Tubac is in the narrowest part of the Santa Cruz River Valley and putting the proposed Interstate 11 corridor on the east side of the railroad tracks there would destroy the small communities of Tubac and Tumacacori.
Those were the concerns expressed by local residents Susan Maurer and Patricia Thompson when the Arizona Department of Transportation (ADOT) held a “scoping” meeting for the I-11 project Tuesday evening at Nogales High School.
“There’s not a lot of wiggle room for expansion there because we have the railroad track with the river and we have housing and we have the I-19 highway,” Thompson said. “So there isn’t much room.”
Planned as more than a highway, I-11 is envisioned as a multimodal corridor connecting Arizona with regional and international markets while opening up new opportunities for mobility, trade, job growth and economic competitiveness, an ADOT press release says.
The recommended I-11 corridor would likely follow US 93 from the Hoover Dam bypass bridge in the northwest corner of the state south to Wickenburg. The 280-mile corridor that is the focus of the current environmental study begins in Wickenburg and runs west of the Phoenix metropolitan area and then south to the Tucson area and on to Nogales.
“If you look at the state of Arizona, I-10 is an East-West route; it does happen to go north and south between Tucson and Phoenix, but there is really no continuous north-south interstate in Arizona,” project manager Jay Van Echo said.
The project is in the second part of the eight-part process. ADOT published its notice of intent in the Federal Register on May 20 and is now in its 45-day scoping period, which ends July 8. The scoping period is meant to inform the public of the environmental consequences of major projects before decisions are made and actions are undertaken, and to gather feedback from the public. Six public meetings were planned as part of the process, including the one Tuesday in Nogales.
Although there was no question-and-answer period after the presentation at NHS, Van Echo encouraged attendees to visit the map stations and mark any concerns or areas that should be avoided within the corridor study area.
“In terms of alternatives, everything, right now at this stage of the game, is open for discussion, including looking at using existing facilities potentially part of US 189, I-19, I-10,” Van Echo said. “So, using part of the existing facilities certainly can be alternatives for this project as we move from Nogales to Wickenburg, Ariz.”
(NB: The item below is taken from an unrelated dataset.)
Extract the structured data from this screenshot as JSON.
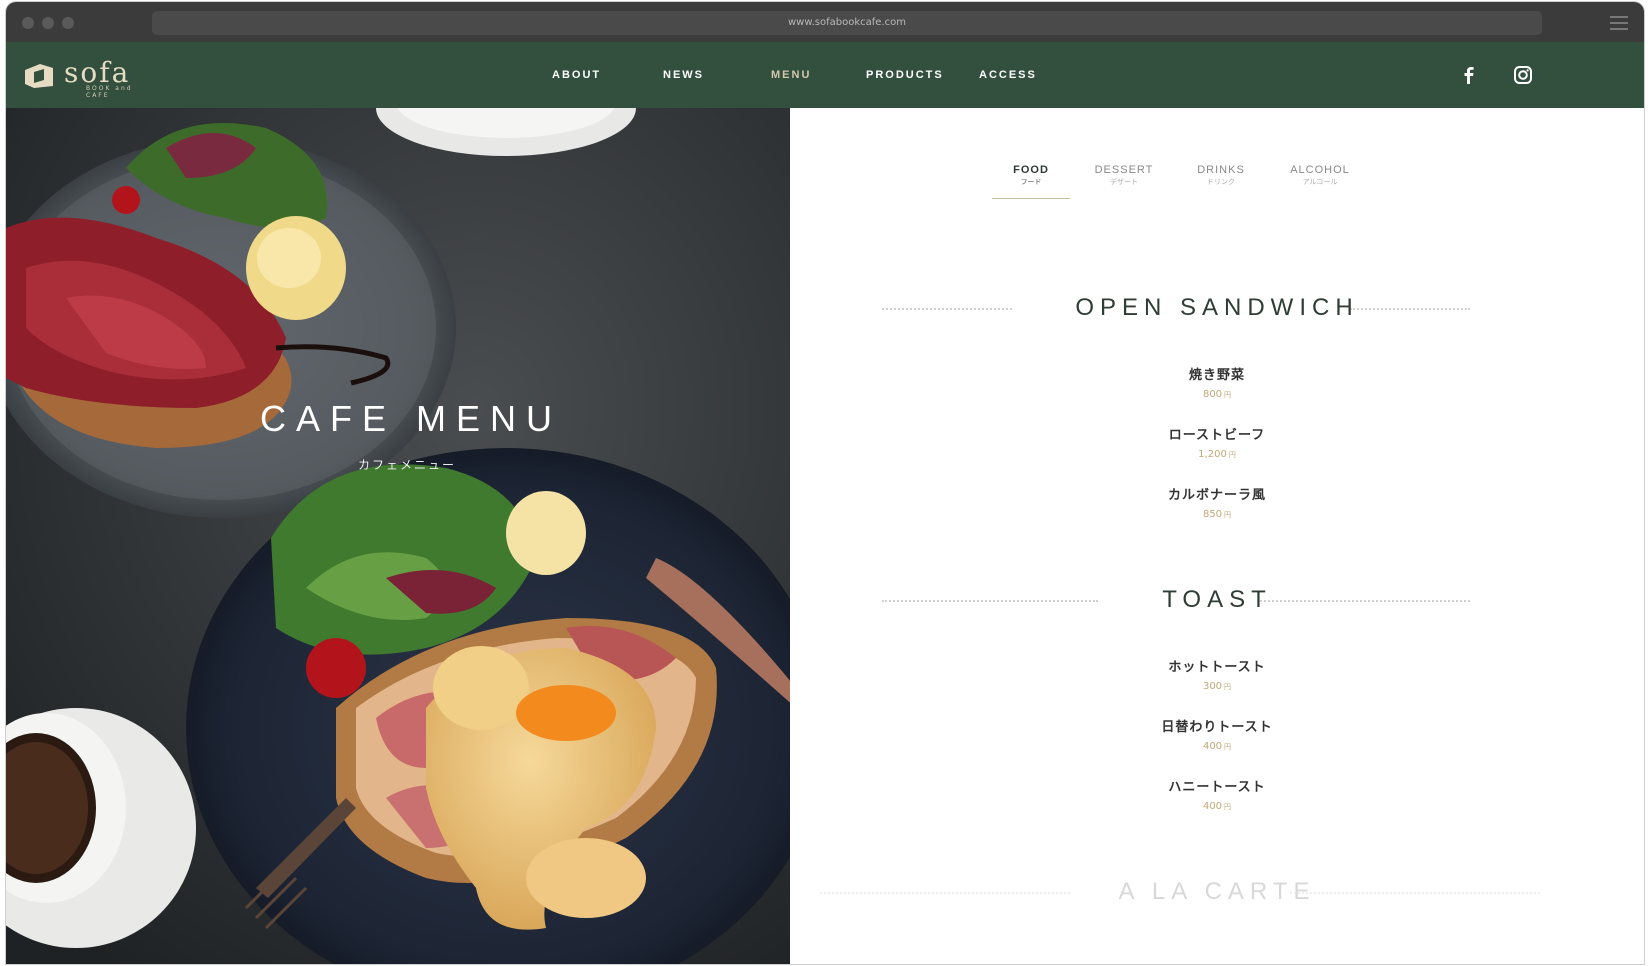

Anyone interested in commenting on the study can go to i11study.com/Arizona and complete the online survey.